● What the task asks
Each line of the entries that mentions the string "show" needs to be reported.

(Stored data)
__________________________________________________
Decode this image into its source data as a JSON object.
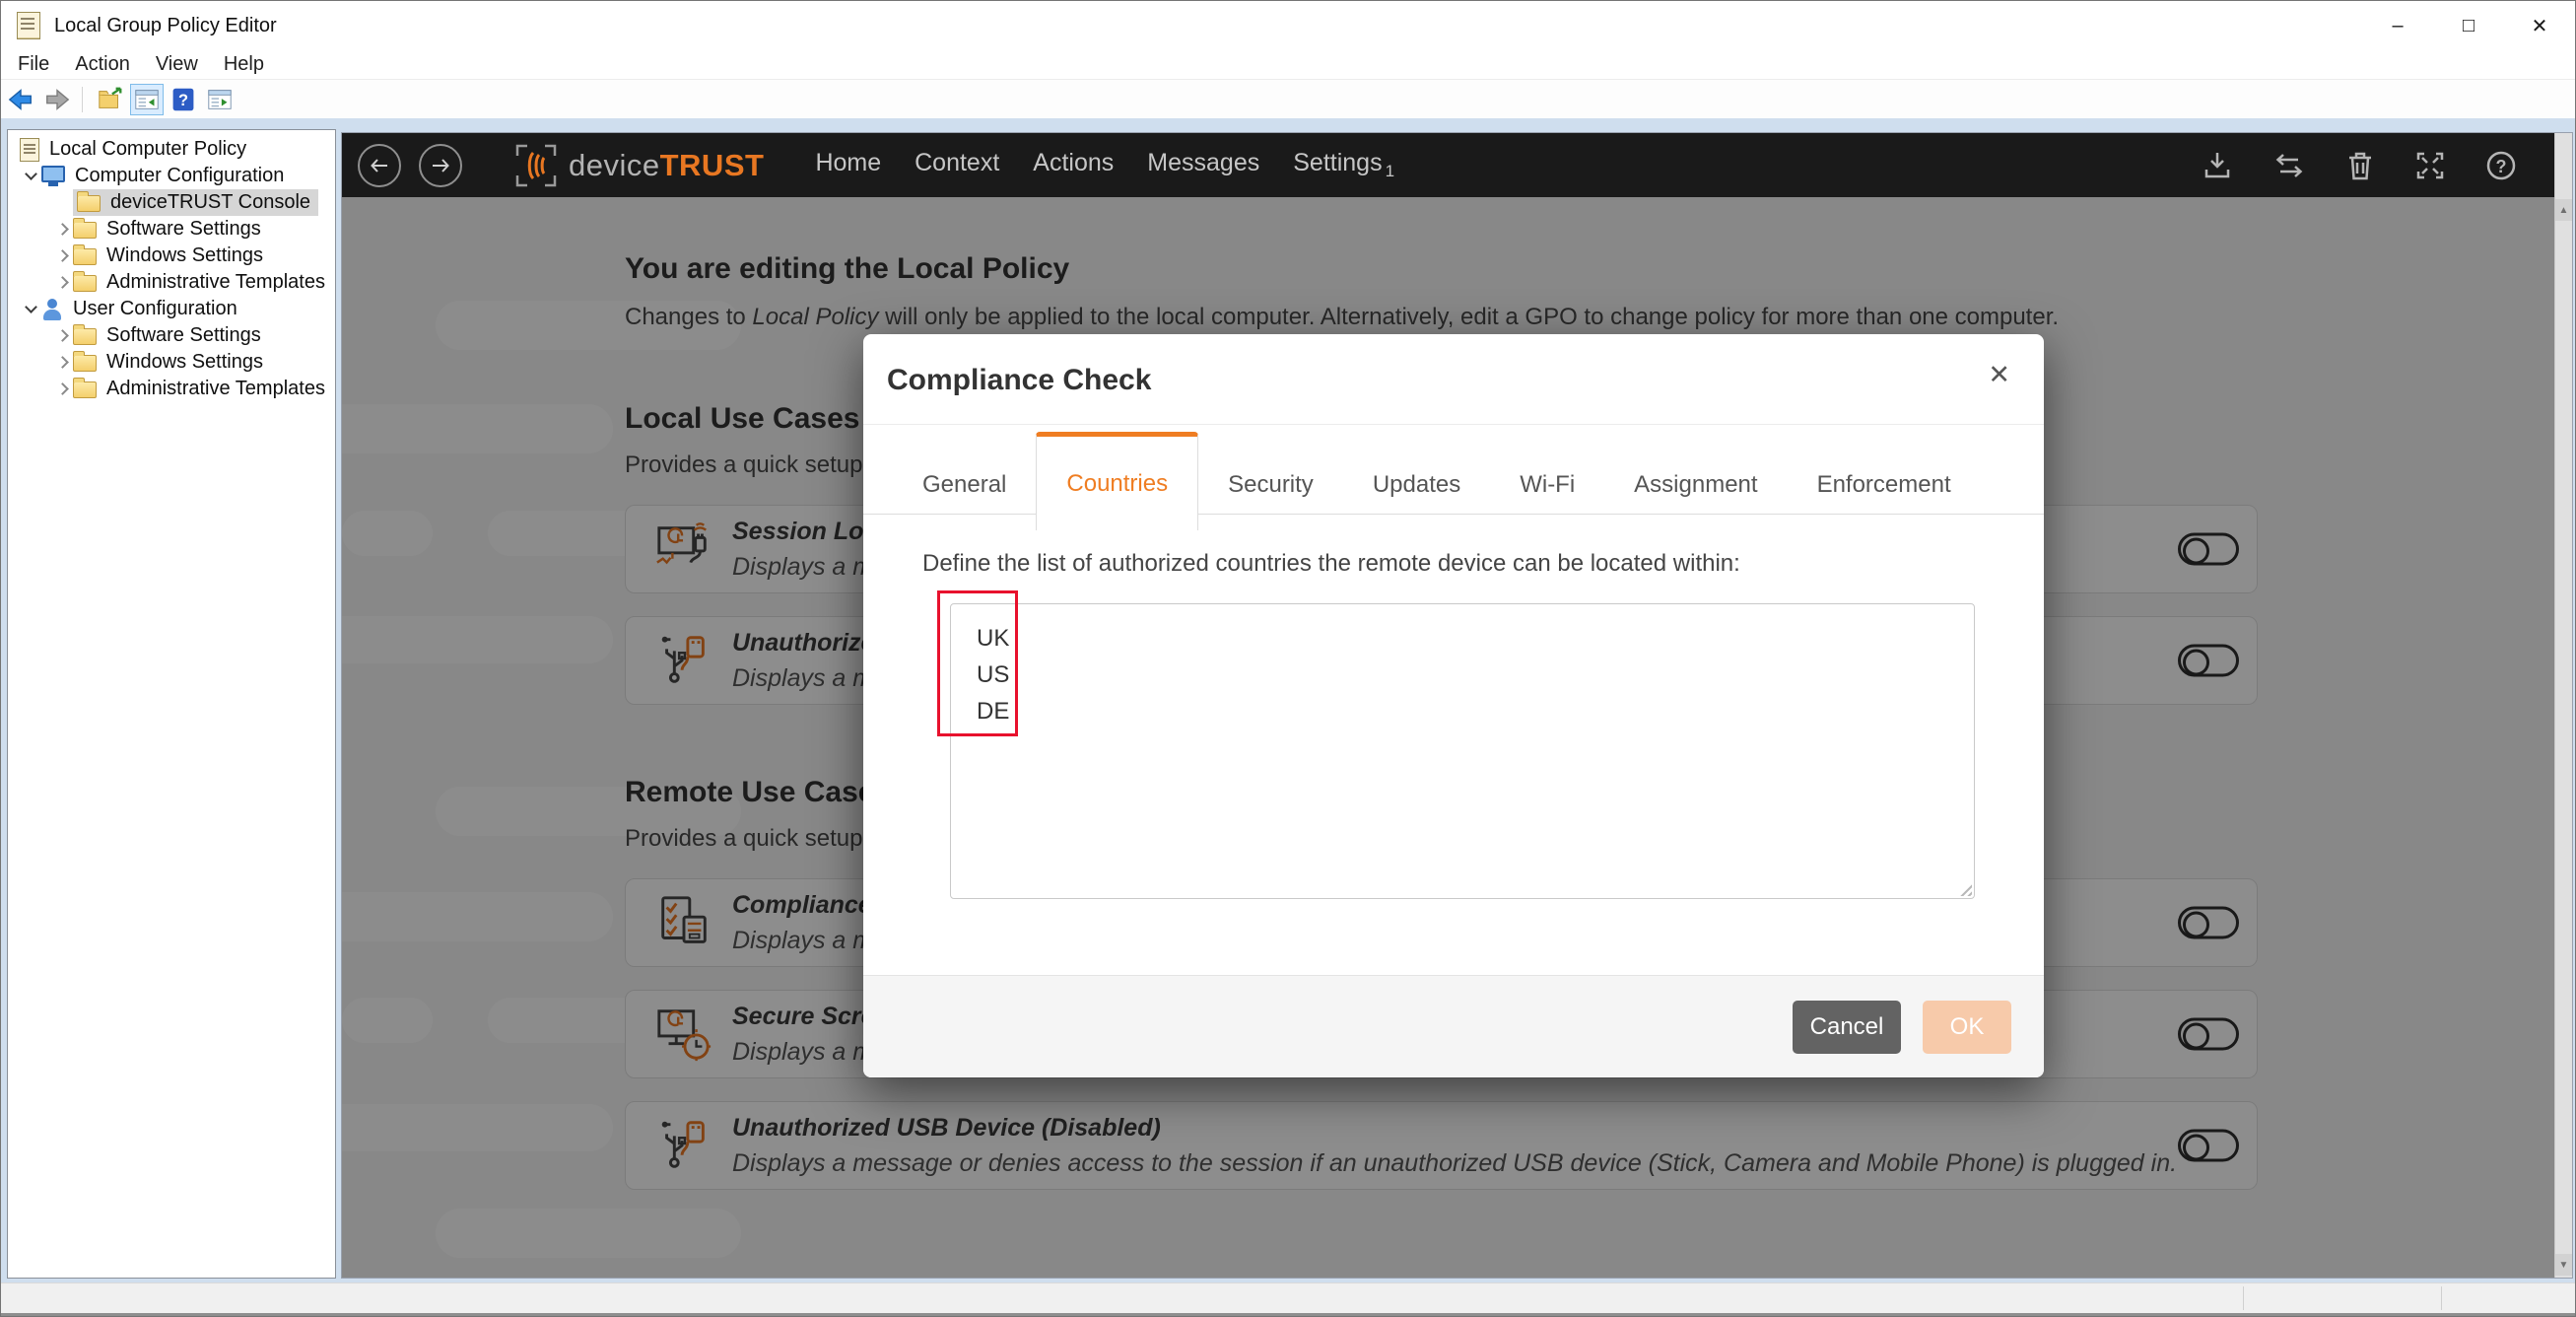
{
  "window": {
    "title": "Local Group Policy Editor",
    "controls": {
      "minimize": "–",
      "maximize": "□",
      "close": "✕"
    }
  },
  "menu": {
    "items": [
      "File",
      "Action",
      "View",
      "Help"
    ]
  },
  "toolbar": {
    "icons": [
      "back-icon",
      "forward-icon",
      "export-list-icon",
      "show-console-tree-icon",
      "help-icon",
      "show-action-pane-icon"
    ],
    "selected_icon": "show-console-tree-icon"
  },
  "tree": {
    "items": [
      {
        "label": "Local Computer Policy",
        "icon": "policy-scroll",
        "level": 0,
        "chevron": "none",
        "selected": false
      },
      {
        "label": "Computer Configuration",
        "icon": "computer",
        "level": 0,
        "chevron": "expanded",
        "selected": false
      },
      {
        "label": "deviceTRUST Console",
        "icon": "folder",
        "level": 1,
        "chevron": "none",
        "selected": true
      },
      {
        "label": "Software Settings",
        "icon": "folder",
        "level": 1,
        "chevron": "collapsed",
        "selected": false
      },
      {
        "label": "Windows Settings",
        "icon": "folder",
        "level": 1,
        "chevron": "collapsed",
        "selected": false
      },
      {
        "label": "Administrative Templates",
        "icon": "folder",
        "level": 1,
        "chevron": "collapsed",
        "selected": false
      },
      {
        "label": "User Configuration",
        "icon": "user",
        "level": 0,
        "chevron": "expanded",
        "selected": false
      },
      {
        "label": "Software Settings",
        "icon": "folder",
        "level": 1,
        "chevron": "collapsed",
        "selected": false
      },
      {
        "label": "Windows Settings",
        "icon": "folder",
        "level": 1,
        "chevron": "collapsed",
        "selected": false
      },
      {
        "label": "Administrative Templates",
        "icon": "folder",
        "level": 1,
        "chevron": "collapsed",
        "selected": false
      }
    ]
  },
  "console": {
    "brand": {
      "device": "device",
      "trust": "TRUST"
    },
    "nav": [
      {
        "label": "Home"
      },
      {
        "label": "Context"
      },
      {
        "label": "Actions"
      },
      {
        "label": "Messages"
      },
      {
        "label": "Settings",
        "badge": "1"
      }
    ],
    "header_icons": [
      "download-icon",
      "transfer-icon",
      "delete-icon",
      "fullscreen-icon",
      "help-icon"
    ],
    "page": {
      "title": "You are editing the Local Policy",
      "subtitle_prefix": "Changes to ",
      "subtitle_italic": "Local Policy",
      "subtitle_suffix": " will only be applied to the local computer. Alternatively, edit a GPO to change policy for more than one computer."
    },
    "sections": [
      {
        "title": "Local Use Cases",
        "subtitle": "Provides a quick setup f",
        "cards": [
          {
            "icon": "session-lock-icon",
            "title": "Session Lock E",
            "desc": "Displays a mes",
            "toggle_on": false
          },
          {
            "icon": "usb-device-icon",
            "title": "Unauthorized",
            "desc": "Displays a mes",
            "toggle_on": false
          }
        ]
      },
      {
        "title": "Remote Use Cases",
        "subtitle": "Provides a quick setup t",
        "cards": [
          {
            "icon": "compliance-icon",
            "title": "Compliance C",
            "desc": "Displays a mes",
            "toggle_on": false
          },
          {
            "icon": "secure-screen-icon",
            "title": "Secure Screen",
            "desc": "Displays a mes",
            "toggle_on": false
          },
          {
            "icon": "usb-device-icon",
            "title": "Unauthorized USB Device (Disabled)",
            "desc": "Displays a message or denies access to the session if an unauthorized USB device (Stick, Camera and Mobile Phone) is plugged in.",
            "toggle_on": false
          }
        ]
      }
    ],
    "scrollbar": {
      "up": "▲",
      "down": "▼"
    }
  },
  "dialog": {
    "title": "Compliance Check",
    "close": "✕",
    "tabs": [
      "General",
      "Countries",
      "Security",
      "Updates",
      "Wi-Fi",
      "Assignment",
      "Enforcement"
    ],
    "active_tab": "Countries",
    "label": "Define the list of authorized countries the remote device can be located within:",
    "countries": [
      "UK",
      "US",
      "DE"
    ],
    "buttons": {
      "cancel": "Cancel",
      "ok": "OK"
    }
  },
  "colors": {
    "accent_orange": "#ef7d22",
    "annotation_red": "#e8112d",
    "nav_background": "#1a1a1a",
    "cancel_button": "#636363",
    "ok_button_disabled": "#f7caaa"
  }
}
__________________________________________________
● Answer space
      "show-console-tree-icon",
      "show-action-pane-icon"
    "selected_icon": "show-console-tree-icon"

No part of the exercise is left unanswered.